Word for word, print the entries that follow.
** Opening The data block **
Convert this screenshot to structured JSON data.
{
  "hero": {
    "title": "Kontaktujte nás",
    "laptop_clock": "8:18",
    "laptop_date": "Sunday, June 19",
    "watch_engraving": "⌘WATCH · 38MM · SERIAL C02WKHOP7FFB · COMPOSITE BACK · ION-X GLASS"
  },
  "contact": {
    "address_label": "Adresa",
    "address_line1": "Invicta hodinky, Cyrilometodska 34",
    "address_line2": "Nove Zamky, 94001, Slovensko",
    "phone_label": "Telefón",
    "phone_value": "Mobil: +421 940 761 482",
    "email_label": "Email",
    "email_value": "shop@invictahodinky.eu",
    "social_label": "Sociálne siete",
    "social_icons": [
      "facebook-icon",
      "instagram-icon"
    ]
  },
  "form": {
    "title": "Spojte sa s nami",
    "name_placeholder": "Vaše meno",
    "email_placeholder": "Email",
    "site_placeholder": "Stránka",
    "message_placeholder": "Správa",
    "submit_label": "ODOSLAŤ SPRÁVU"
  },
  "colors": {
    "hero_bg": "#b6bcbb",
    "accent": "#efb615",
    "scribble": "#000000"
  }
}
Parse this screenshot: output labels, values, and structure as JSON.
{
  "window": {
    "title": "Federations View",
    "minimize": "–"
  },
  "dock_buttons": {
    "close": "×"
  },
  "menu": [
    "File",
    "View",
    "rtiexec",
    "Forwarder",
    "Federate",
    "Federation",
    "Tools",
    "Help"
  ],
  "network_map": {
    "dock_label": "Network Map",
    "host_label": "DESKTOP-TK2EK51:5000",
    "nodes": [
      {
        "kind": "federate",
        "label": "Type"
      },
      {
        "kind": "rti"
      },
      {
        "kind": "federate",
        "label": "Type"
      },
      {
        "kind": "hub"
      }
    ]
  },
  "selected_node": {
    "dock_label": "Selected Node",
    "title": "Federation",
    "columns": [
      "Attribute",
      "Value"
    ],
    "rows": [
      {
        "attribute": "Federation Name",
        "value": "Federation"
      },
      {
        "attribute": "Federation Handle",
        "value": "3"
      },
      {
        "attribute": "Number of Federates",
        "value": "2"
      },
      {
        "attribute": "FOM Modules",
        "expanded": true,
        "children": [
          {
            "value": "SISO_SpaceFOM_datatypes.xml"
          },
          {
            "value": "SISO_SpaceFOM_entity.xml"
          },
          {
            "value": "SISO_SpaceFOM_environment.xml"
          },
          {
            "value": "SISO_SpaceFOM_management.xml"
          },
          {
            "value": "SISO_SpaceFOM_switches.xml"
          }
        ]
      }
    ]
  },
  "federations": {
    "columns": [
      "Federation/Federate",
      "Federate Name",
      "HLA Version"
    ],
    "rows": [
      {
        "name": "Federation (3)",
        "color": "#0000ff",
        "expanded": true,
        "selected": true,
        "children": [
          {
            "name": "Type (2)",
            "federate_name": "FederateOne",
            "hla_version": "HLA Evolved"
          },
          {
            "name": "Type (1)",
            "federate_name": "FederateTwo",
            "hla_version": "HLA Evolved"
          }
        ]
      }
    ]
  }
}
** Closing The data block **
Output:
Convert this screenshot to structured JSON data.
{
  "hero": {
    "title": "Kontaktujte nás",
    "laptop_clock": "8:18",
    "laptop_date": "Sunday, June 19",
    "watch_engraving": "⌘WATCH · 38MM · SERIAL C02WKHOP7FFB · COMPOSITE BACK · ION-X GLASS"
  },
  "contact": {
    "address_label": "Adresa",
    "address_line1": "Invicta hodinky, Cyrilometodska 34",
    "address_line2": "Nove Zamky, 94001, Slovensko",
    "phone_label": "Telefón",
    "phone_value": "Mobil: +421 940 761 482",
    "email_label": "Email",
    "email_value": "shop@invictahodinky.eu",
    "social_label": "Sociálne siete",
    "social_icons": [
      "facebook-icon",
      "instagram-icon"
    ]
  },
  "form": {
    "title": "Spojte sa s nami",
    "name_placeholder": "Vaše meno",
    "email_placeholder": "Email",
    "site_placeholder": "Stránka",
    "message_placeholder": "Správa",
    "submit_label": "ODOSLAŤ SPRÁVU"
  },
  "colors": {
    "hero_bg": "#b6bcbb",
    "accent": "#efb615",
    "scribble": "#000000"
  }
}
Parse this screenshot: output labels, values, and structure as JSON.
{
  "window": {
    "title": "Federations View",
    "minimize": "–"
  },
  "dock_buttons": {
    "close": "×"
  },
  "menu": [
    "File",
    "View",
    "rtiexec",
    "Forwarder",
    "Federate",
    "Federation",
    "Tools",
    "Help"
  ],
  "network_map": {
    "dock_label": "Network Map",
    "host_label": "DESKTOP-TK2EK51:5000",
    "nodes": [
      {
        "kind": "federate",
        "label": "Type"
      },
      {
        "kind": "rti"
      },
      {
        "kind": "federate",
        "label": "Type"
      },
      {
        "kind": "hub"
      }
    ]
  },
  "selected_node": {
    "dock_label": "Selected Node",
    "title": "Federation",
    "columns": [
      "Attribute",
      "Value"
    ],
    "rows": [
      {
        "attribute": "Federation Name",
        "value": "Federation"
      },
      {
        "attribute": "Federation Handle",
        "value": "3"
      },
      {
        "attribute": "Number of Federates",
        "value": "2"
      },
      {
        "attribute": "FOM Modules",
        "expanded": true,
        "children": [
          {
            "value": "SISO_SpaceFOM_datatypes.xml"
          },
          {
            "value": "SISO_SpaceFOM_entity.xml"
          },
          {
            "value": "SISO_SpaceFOM_environment.xml"
          },
          {
            "value": "SISO_SpaceFOM_management.xml"
          },
          {
            "value": "SISO_SpaceFOM_switches.xml"
          }
        ]
      }
    ]
  },
  "federations": {
    "columns": [
      "Federation/Federate",
      "Federate Name",
      "HLA Version"
    ],
    "rows": [
      {
        "name": "Federation (3)",
        "color": "#0000ff",
        "expanded": true,
        "selected": true,
        "children": [
          {
            "name": "Type (2)",
            "federate_name": "FederateOne",
            "hla_version": "HLA Evolved"
          },
          {
            "name": "Type (1)",
            "federate_name": "FederateTwo",
            "hla_version": "HLA Evolved"
          }
        ]
      }
    ]
  }
}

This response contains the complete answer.